The Bondas of Koraput are an interesting primitive tribe. They live on hilltops and lead a secluded life. Their interaction with other tribes is very rare. Among many festivals of the year, the most important festival for them is known as Sume-Gelirak. All the year young men and women look forward to the festival as it gives them ample freedom in all respects.
The festival starts on a Sunday and continue for ten days. During the first few days, they worship their traditional Gods and demons as well. The Sisa or the tribal priest does the rituals of sacrificing animals and birds and propitiating the deities with liquor. Then amusement through dancing and singing begins with full vigor. Young men and women make dancing expeditions to neighboring villages and during the dance choose their life partners. However, the most serious and dramatic part of the festival is castigation. It begins first with little boys.
Some one takes up the drum and beats it loudly and others join with him. The boys stand in pairs, front to front, and strike each other as hard as they can with pliant branches of a tree stripped off its foliage. When they had enough of it, they salute each other and embrace, and another pair takes their place. When all the boys of the village complete this piquant exercise, the Sisa gives them cakes to stop all quarrels and delivers a little lecture of friendship and good behavior. The following evening this castigation is repeated with young men and even the old. They bow each other with folded hands and start dancing to the frantic beats of the drums and then hitting hard with the branches. Blood flows from their wounds and watching the situation the Sisa stops them. Then they touch each other’s feet and embrace hugging and lifting the other in the air.
The festival of Chaitra parva is known as Bija Pandu among the tribal people known as Koya who are concentrated in the Malkangiri sub-division of the district of Koraput.The Koya villages are situated on patches of clearings in the midst of dense forests. In each village there happens to be a Bijigudi or house of Cod. The tribes worship, ‘Gudimata’, the Mother Earth and also the earth whom they call Bhumu. During the festival they worship the Godlings with liquor and sacrifice an animal or bird.

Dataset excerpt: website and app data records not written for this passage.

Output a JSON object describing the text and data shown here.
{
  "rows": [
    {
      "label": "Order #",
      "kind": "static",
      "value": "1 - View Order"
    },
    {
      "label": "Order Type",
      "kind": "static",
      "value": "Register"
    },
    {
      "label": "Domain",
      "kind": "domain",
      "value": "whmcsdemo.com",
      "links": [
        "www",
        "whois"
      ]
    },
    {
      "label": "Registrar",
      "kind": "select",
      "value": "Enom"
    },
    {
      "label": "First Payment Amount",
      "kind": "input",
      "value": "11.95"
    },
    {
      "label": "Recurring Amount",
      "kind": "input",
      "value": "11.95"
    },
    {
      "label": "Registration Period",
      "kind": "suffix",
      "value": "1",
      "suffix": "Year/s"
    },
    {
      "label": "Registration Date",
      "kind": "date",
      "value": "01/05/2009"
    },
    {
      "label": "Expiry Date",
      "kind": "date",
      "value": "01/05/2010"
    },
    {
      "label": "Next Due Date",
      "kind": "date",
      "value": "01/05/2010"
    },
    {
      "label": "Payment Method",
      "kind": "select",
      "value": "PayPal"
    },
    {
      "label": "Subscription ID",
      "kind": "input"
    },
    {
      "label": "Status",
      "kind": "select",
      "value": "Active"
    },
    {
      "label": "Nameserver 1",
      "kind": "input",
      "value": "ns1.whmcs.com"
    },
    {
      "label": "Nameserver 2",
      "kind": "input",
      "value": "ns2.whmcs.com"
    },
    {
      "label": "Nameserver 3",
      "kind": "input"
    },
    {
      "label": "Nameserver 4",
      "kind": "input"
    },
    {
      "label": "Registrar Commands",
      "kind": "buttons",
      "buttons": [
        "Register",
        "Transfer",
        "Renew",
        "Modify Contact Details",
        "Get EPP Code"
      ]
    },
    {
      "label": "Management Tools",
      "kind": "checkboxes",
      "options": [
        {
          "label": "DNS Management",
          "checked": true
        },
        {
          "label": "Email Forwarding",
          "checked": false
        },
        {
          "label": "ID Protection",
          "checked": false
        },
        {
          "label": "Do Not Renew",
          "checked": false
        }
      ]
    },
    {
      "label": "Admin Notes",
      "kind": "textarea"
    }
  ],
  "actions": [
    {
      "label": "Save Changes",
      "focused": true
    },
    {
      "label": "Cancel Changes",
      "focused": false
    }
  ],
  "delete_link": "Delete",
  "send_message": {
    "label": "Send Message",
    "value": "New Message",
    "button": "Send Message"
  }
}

The Bija Pandu is the sacred seed from which the festival takes it name. During the festival, the men go out hunting and fishing in groups and return home before dark. During the daytime, the women keep on singing and dancing, waiting for their men to come. In the evenings, they unite, feast, drink and dance together. The Koyas have special variety of dance for the festival. Men wear huge headgears of bison-horns, which are richly decorated with peacock feathers and cowries. The drums are cylindrical and unusually long. Women wear brass-caps and hold sticks fitted with tinkling bells, which they strike during the dance in between the beats. They dance in circles singing songs of love.
Kedu is the most important festival of the Kondhs of Phulbani, where they are largely concentrated. They are also found in certain areas of the districts of Ganjam and Koraput.The festival is held in different villages in different years. The place and date of the festival are decided years ahead. This festival was well-known for the human sacrifice ‘Meria’ which was totally stopped during the British rule in India. However to guard the religious sentiments of the tribals this has been substituted now by buffalo-sacrifice. This festival continues for five days and different rituals are prescribed for each day. The sacrifices are made on the third and the fourth days in a most cruel manner.
The animal is tethered in the place of worship. Men and women get drunk, dance in frantic mood and then kill the animal by cutting its limbs piece by piece. Then they carry the blood and a piece of meat and bury it in the field where they produce turmeric. They believe that this would yield them a good crop of turmeric as red as the blood of the animal. Through this festival, they propitiate Mother Earth.
The most important festival of the Ho, Oraon, Kisan and Kol tribes is known as Magha Parab, which is a harvest festival. The festival is observed in honor of the village deity (Mother Goddess) who bestows them with good fortune and protects them from calamities. The festival is observed in different villages on different dates of the month. The ritual comprises a sacrifice of a black fowl before the deity and offering of Mahua liquor.
During the festival, all of them wear new clothes. Drinking, singing and dancing together are the common activities of celebrating the festival. The tribes observe ‘Damurai Parab’ in the summer and ‘Horo Parab’ during the rains.